Originally Posted by rexII143

1.) -2 4^√2 . 3^√3

Typically I would take this to be simplified. I'm only going to do the first one to check that I am showing you how to do what is intended. I am presuming you want this all to be put under one radical.

There are two basic concepts here:
1) $\sqrt[n]{a} = (a)^{1/n}$

2) $a^{(1/n)} b^{(1/n)} = (ab)^{(1/n)}$

(Those and getting the lcm of two numbers.)

So let's simplify things a bit and just look at the $\sqrt[4]{2} \cdot \sqrt[3]{3}$.

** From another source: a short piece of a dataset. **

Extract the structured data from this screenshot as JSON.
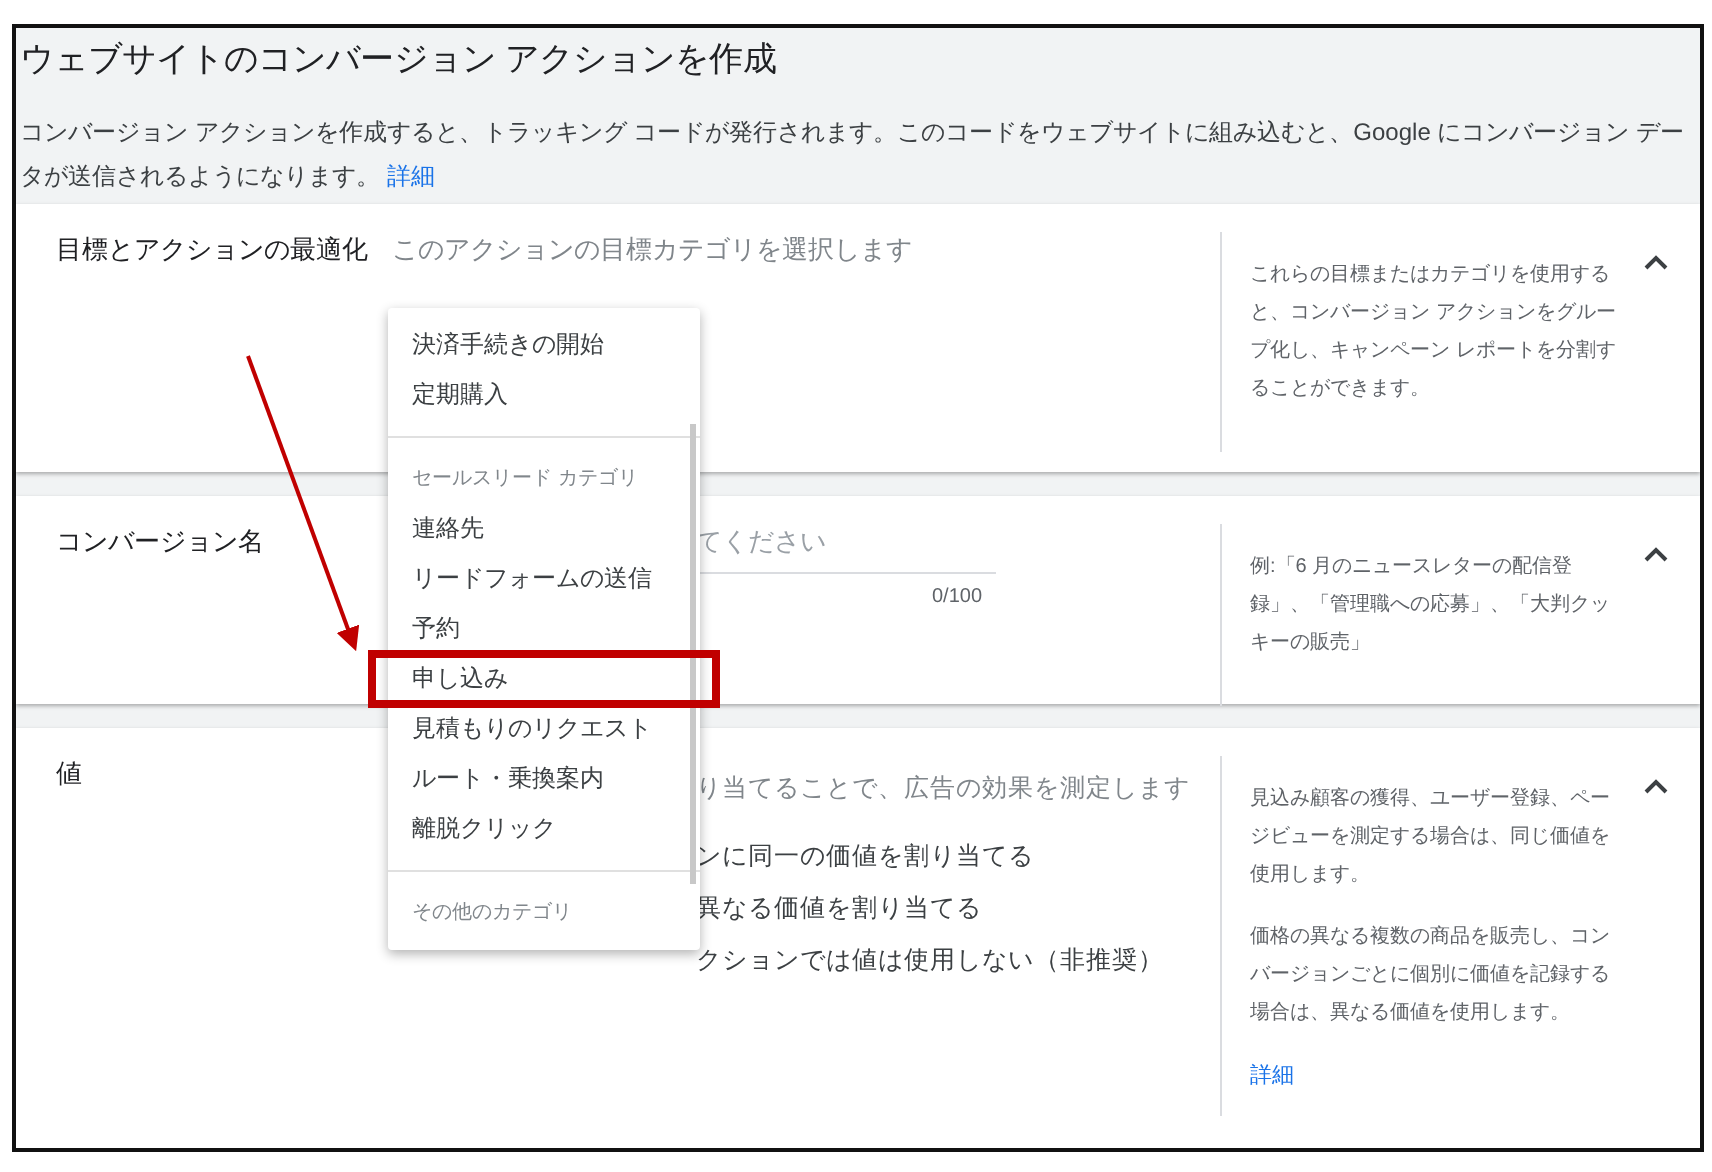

$\sqrt[4]{2} \cdot \sqrt[3]{3} = 2^{1/4} \cdot 3^{1/3}$

Now, take a look at the denominators of the fractional exponents: 4 and 3. we want the least common multiple of 4 and 3. This is 12. So:
$\sqrt[4]{2} \cdot \sqrt[3]{3} = 2^{1/4} \cdot 3^{1/3}$ $= 2^{3/12} \cdot 3^{4/12} = (2^3)^{1/12} \cdot (3^4)^{1/12} = (2^3 \cdot 3^4)^{1/12}$

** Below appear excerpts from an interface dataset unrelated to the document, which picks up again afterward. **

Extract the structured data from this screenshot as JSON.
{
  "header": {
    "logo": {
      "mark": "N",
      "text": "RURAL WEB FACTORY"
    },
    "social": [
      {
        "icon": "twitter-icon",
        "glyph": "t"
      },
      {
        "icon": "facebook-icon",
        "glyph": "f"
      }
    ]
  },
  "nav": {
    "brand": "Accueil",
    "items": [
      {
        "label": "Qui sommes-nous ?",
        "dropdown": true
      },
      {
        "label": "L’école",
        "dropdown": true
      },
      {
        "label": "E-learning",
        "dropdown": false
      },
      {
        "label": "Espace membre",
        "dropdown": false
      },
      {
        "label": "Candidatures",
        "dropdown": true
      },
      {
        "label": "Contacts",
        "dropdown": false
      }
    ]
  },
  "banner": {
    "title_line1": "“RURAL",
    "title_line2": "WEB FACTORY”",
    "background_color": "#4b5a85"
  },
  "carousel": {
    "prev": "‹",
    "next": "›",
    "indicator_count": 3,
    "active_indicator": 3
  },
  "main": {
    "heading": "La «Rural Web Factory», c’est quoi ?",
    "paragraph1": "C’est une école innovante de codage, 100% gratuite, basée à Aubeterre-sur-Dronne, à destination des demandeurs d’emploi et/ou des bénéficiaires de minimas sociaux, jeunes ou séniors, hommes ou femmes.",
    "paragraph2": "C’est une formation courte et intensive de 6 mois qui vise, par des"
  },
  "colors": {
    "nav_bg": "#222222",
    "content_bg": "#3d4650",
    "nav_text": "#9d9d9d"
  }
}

$= (8 \cdot 81)^{1/12} = \sqrt[12]{648}$

Let me know if this is the kind of thing you were after.

-Dan
• Jan 16th 2007, 05:55 AM
rexII143
^^ yes, that's it.
• Jan 16th 2007, 06:37 AM
topsquark
Quote:

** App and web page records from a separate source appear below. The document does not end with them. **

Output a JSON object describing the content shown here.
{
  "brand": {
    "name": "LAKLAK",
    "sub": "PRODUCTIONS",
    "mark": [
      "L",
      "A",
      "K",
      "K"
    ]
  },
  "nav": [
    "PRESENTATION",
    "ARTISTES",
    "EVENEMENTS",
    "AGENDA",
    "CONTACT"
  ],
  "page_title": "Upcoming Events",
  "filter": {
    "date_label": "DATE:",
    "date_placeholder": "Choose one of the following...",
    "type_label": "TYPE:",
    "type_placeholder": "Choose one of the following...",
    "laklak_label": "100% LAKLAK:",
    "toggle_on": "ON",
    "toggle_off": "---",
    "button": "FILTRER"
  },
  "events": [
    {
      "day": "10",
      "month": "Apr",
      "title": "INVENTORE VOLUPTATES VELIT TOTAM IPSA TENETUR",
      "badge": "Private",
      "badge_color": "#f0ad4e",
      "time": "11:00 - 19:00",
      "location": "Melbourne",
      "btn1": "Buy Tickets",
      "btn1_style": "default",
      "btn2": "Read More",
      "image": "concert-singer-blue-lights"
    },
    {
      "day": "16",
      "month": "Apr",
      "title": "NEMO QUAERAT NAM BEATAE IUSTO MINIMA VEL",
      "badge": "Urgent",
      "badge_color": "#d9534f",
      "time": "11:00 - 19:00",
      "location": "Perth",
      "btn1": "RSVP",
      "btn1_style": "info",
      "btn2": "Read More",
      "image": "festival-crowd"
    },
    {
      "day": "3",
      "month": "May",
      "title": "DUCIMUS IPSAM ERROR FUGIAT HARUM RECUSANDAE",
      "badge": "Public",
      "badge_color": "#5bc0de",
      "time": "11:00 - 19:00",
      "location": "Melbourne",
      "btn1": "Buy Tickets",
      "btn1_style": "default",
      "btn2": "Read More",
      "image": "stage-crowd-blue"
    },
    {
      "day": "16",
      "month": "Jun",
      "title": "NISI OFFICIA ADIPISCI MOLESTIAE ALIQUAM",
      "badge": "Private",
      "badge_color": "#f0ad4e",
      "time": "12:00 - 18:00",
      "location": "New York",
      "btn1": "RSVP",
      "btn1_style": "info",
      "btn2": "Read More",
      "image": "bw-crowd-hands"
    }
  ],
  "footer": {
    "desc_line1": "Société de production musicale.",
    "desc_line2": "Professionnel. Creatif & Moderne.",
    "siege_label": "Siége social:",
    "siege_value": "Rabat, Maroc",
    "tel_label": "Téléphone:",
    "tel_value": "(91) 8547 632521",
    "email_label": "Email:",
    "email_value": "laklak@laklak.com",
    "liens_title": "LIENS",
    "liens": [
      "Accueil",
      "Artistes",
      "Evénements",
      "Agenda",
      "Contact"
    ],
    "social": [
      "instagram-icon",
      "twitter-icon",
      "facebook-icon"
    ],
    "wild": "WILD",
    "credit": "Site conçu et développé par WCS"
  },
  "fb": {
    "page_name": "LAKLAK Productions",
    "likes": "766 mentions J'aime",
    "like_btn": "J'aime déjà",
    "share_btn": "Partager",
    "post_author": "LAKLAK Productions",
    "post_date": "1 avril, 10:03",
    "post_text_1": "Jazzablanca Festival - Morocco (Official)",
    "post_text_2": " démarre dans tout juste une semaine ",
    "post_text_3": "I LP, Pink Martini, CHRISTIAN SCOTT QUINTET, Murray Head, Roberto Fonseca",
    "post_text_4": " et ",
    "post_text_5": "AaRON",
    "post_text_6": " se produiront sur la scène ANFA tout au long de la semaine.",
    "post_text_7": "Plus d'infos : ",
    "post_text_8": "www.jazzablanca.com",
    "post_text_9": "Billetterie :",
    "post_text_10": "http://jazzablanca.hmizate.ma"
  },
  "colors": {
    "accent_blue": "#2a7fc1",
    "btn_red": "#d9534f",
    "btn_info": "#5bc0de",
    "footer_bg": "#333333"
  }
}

Originally Posted by rexII143
^^ yes, that's it.

Um, me (topsquark) or AfterShock? We both have valid and different ways of looking at it.

-Dan
• Jan 16th 2007, 08:42 AM
Soroban
Hello, Rex!

I'll do a few more of them . . .

Quote:

$5)\;\;5\sqrt[4]{a^3}\cdot\sqrt[5]{a^4}$

We have: . $5\cdot a^{\frac{3}{4}}\cdot a^{\frac{4}{5}} \;=\;5\cdot a^{(\frac{3}{4}+\frac{4}{5})} \;= \;\boxed{5\cdot a^{\frac{31}{20}}}$

Quote:

$6)\;\;\sqrt[3]{x^2y}\cdot\sqrt{xy^3}$

We have: . $\left(x^2y\right)^{\frac{1}{3}}\left(xy^3\right)^{ \frac{1}{2}} \;=\;(x^2)^{\frac{1}{3}}\cdot y^{\frac{1}{3}}\cdot x^{\frac{1}{2}}\cdot \left(y^3\right)^{\frac{1}{2}}$ $= \;x^{\frac{2}{3}}\cdot y^{\frac{1}{3}}\cdot x^{\frac{1}{2}}\cdot y^{\frac{3}{2}}$

. . $= \;x^{\frac{2}{3}}\cdot x^{\frac{1}{2}}\cdot y^{\frac{1}{3}}\cdot y^{\frac{3}{2}} \;=\;x^{(\frac{2}{3}+\frac{1}{2})}\cdot y^{(\frac{1}{3}+\frac{3}{2})}\;= \;\boxed{x^{\frac{7}{6}}y^{\frac{11}{6}}}$

Quote:

$7)\;\; 2\sqrt[3]{16}\cdot\sqrt[6]{4}$

We have: . $2\cdot(16)^{\frac{1}{3}}\cdot(4)^{\frac{1}{6}}\;=\ ;2\cdot(2^4)^{\frac{1}{3}}\cdot(2^2)^{\frac{1}{6}} \;=\;2\cdot2^{\frac{4}{3}}\cdot2^{\frac{1}{3}}$

. . $= \;2^{(1+\frac{4}{3}+\frac{1}{3})} \;=\;\boxed{2^{\frac{8}{3}}}$

~ ~ ~ ~ ~ ~ ~ ~ ~ ~ ~ ~ ~ ~ ~ ~ ~ ~ ~ ~ ~ ~ ~ ~ ~ ~ ~

I'm not sure what final form the answer should take.

For example, #6 is: . $x^{\frac{7}{6}}y^{\frac{11}{6}} \:=\:\left(x^7y^{11}\right)^{\frac{1}{6}}\:=\:\sqr t[6]{x^7y^{11}}$

And #7 is: . $2^{\frac{8}{3}}\:=\:2^{(2 + \frac{2}{3})} \:=\:2^2\cdot2^{\frac{2}{3}} \;=\;4\sqrt[3]{4}$